  • $3.7 million for repairs and upgrades on Truth Hall.
  • $2.2 million toward decentralization of the old boiler system.
  • $2 million for air conditioning and heat control and a new roof for the I.P. Stanback Museum and Planetarium.
  • $1.2 million for repaving roads and sidewalk repair.
  • $1.2 million for repairs and upgrades on Mays II.
  • $400,000 to upgrade Crawford-Zimmerman and $200,000 to demolish Mays I.
  • Forgiveness of a $12 million loan the institution received last year through the Blue Ribbon panel.

Following the meeting, Cobb-Hunter said the subcommittee “is aware of the loan and the fact that the university doesn’t have the resources to repay that loan.”

“I’m sure we’re going to address that,” she said. “I’m sure there are going to be some strings attached.”

S.C. State is also asking for a net increase in recurring appropriations for its general fund and $1.3 million for expansion of its Nuclear, Industrial and Civil Engineering program and the S.C. State/Savannah River Site Field Station.

The funds would include $321,000 in salaries and fringe benefits for three new faculty members, $330,000 for scholarships, $60,000 for advertising and promotion of the programs and $45,000 for operating costs for the university’s academic program.

More than $545,000 would go to pay stipends, salaries and scholarships for the field station.

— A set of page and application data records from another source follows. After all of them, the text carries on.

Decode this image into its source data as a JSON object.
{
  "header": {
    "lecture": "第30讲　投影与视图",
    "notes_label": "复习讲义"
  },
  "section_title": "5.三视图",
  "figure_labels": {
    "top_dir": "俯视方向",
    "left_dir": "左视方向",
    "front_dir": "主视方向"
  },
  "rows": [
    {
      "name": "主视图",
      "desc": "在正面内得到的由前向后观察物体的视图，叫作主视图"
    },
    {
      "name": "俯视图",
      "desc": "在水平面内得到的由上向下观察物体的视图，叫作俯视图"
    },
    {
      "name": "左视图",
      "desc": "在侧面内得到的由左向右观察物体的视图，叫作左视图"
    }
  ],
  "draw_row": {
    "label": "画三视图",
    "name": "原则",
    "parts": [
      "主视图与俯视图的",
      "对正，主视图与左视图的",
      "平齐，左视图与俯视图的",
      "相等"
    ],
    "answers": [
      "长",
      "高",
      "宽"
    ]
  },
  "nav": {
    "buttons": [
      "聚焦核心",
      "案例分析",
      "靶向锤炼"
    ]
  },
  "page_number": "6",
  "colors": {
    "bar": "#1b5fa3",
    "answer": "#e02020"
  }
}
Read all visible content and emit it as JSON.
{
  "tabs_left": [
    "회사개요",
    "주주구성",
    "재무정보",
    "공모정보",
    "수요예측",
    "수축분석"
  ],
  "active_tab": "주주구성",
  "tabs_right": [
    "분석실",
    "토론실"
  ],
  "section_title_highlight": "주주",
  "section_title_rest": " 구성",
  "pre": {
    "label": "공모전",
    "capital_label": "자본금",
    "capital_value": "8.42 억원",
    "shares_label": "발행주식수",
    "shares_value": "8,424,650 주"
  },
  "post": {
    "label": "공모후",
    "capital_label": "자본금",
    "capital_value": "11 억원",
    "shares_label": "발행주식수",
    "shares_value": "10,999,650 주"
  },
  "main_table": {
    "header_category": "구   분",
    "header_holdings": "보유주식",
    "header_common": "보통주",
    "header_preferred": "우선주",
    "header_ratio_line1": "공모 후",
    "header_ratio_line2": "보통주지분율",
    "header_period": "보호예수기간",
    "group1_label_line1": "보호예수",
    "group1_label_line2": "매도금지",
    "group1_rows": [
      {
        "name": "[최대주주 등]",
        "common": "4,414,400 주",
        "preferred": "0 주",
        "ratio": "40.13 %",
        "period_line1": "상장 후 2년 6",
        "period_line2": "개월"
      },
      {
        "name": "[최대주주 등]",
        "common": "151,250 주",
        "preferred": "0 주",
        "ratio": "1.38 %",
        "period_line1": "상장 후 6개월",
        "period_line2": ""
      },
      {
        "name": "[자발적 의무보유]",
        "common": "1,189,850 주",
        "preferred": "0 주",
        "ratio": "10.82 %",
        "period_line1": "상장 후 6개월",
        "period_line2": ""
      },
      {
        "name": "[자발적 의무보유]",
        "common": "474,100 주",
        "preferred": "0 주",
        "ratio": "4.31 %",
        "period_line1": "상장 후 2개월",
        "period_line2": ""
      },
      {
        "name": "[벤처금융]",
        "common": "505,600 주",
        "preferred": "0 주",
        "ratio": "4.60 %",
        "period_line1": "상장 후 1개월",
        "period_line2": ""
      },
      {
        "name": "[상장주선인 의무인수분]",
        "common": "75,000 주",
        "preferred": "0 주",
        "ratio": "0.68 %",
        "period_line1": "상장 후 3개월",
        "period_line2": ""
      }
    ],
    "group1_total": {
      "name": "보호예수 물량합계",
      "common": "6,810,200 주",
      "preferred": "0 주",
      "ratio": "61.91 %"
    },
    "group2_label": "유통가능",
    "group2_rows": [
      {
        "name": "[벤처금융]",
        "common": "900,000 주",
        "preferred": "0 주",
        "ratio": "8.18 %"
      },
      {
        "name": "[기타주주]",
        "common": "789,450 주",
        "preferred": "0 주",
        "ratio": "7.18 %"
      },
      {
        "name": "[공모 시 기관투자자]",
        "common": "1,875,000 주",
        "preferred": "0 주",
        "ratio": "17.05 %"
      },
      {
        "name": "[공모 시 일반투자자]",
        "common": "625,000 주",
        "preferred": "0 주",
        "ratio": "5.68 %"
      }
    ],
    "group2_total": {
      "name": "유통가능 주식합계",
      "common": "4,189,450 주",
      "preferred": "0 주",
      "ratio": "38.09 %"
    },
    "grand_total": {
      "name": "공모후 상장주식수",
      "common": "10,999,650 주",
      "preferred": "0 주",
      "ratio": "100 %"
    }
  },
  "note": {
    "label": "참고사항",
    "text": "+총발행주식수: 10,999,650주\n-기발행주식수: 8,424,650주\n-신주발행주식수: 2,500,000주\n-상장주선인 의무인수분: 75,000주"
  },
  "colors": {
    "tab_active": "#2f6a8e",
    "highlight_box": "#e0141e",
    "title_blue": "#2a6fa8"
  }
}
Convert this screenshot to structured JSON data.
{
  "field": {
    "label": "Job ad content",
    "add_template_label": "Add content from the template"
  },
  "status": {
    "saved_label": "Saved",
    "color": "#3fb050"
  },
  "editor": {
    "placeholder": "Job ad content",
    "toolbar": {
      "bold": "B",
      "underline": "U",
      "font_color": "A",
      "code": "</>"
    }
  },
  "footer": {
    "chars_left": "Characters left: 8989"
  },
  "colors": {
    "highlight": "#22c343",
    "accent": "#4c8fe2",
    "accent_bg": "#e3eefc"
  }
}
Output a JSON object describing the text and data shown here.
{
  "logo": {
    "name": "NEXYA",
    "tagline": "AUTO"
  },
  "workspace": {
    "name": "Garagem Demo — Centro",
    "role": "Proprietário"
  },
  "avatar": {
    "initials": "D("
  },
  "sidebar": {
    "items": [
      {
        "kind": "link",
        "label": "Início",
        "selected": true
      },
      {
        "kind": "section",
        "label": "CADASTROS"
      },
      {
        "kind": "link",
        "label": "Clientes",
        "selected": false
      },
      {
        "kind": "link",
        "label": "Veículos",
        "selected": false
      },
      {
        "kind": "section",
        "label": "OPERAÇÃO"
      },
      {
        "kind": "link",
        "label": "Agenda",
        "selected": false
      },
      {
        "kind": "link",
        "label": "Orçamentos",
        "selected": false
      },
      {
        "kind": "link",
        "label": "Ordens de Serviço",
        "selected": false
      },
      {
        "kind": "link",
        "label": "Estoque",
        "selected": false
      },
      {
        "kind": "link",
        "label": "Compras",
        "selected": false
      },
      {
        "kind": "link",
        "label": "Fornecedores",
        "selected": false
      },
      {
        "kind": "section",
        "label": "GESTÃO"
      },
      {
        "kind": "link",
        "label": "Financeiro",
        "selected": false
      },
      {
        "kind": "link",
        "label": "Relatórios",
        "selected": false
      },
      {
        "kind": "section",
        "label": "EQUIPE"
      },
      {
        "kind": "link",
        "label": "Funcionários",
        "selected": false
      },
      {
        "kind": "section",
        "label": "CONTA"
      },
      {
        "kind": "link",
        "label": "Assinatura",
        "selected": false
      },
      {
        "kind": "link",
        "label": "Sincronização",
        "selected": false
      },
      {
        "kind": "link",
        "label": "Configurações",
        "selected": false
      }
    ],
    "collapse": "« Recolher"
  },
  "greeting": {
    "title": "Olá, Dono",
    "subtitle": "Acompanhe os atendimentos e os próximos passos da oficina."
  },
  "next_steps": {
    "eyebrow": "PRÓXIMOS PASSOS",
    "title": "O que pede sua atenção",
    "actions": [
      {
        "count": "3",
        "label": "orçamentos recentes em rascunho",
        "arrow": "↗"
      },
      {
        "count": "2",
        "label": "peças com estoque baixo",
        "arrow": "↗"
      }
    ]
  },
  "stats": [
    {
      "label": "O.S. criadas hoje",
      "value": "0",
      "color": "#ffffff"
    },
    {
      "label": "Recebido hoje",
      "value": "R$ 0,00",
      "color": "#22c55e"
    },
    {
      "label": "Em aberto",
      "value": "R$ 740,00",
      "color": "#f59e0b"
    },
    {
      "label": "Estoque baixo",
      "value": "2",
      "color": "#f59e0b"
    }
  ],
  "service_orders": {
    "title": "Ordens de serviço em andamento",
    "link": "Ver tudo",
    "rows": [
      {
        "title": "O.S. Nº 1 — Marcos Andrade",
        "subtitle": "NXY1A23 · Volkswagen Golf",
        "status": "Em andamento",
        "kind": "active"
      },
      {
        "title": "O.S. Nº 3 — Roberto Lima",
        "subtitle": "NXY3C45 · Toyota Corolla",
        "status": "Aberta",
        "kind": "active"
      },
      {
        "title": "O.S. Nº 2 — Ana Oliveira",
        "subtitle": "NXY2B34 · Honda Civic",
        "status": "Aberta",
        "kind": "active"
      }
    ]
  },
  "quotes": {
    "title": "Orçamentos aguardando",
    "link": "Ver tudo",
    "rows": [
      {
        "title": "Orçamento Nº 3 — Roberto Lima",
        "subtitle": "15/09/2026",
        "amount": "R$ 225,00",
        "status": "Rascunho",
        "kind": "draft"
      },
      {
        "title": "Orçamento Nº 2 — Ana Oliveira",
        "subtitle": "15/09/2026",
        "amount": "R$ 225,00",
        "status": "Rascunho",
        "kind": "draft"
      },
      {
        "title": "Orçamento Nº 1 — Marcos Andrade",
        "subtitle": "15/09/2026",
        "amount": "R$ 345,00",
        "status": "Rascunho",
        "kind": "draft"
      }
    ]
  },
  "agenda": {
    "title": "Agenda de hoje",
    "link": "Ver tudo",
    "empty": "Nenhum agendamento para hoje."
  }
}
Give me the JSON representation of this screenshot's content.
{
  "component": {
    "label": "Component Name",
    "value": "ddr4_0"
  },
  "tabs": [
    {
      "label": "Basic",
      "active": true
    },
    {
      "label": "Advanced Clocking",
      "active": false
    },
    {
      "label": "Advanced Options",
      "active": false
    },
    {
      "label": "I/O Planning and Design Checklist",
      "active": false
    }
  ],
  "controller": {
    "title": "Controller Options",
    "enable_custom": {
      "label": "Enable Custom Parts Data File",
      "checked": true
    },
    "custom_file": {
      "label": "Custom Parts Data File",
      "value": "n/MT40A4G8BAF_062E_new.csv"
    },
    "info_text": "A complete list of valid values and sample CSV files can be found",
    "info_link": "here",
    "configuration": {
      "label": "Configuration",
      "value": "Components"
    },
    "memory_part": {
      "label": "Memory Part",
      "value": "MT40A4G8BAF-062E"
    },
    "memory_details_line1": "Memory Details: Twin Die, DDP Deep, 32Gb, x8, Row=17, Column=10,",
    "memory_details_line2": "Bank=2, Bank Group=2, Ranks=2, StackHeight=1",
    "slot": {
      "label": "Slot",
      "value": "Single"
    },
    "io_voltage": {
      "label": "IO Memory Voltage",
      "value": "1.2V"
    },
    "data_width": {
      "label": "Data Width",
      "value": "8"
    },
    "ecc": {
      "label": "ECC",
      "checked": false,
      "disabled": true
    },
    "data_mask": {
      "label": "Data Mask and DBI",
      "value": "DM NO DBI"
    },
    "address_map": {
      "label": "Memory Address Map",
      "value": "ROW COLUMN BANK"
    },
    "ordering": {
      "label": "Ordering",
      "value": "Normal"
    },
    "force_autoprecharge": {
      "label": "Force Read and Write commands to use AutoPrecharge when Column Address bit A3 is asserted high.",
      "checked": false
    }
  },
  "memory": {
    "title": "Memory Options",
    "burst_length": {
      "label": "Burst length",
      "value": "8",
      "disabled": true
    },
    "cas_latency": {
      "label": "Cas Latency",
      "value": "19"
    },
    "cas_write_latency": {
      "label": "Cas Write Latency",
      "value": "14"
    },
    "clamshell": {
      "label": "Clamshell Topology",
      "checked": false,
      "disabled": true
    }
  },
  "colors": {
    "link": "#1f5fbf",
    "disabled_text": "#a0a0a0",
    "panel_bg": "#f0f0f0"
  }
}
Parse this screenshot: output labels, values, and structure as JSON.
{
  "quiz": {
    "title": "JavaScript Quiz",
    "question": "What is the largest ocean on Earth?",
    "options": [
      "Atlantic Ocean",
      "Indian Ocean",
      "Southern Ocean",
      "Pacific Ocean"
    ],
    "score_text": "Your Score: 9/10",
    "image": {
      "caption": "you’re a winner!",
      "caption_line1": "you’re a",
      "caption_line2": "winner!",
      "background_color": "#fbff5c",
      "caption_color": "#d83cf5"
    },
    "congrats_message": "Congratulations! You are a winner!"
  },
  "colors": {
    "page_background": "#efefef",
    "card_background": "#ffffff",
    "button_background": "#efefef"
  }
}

Additionally, the 1890 program is requesting $837,773 to match federal funds for areas such as agriculture/natural resources, family life, health and nutrition, youth development, community economic development and education and technology for an underserved clientele.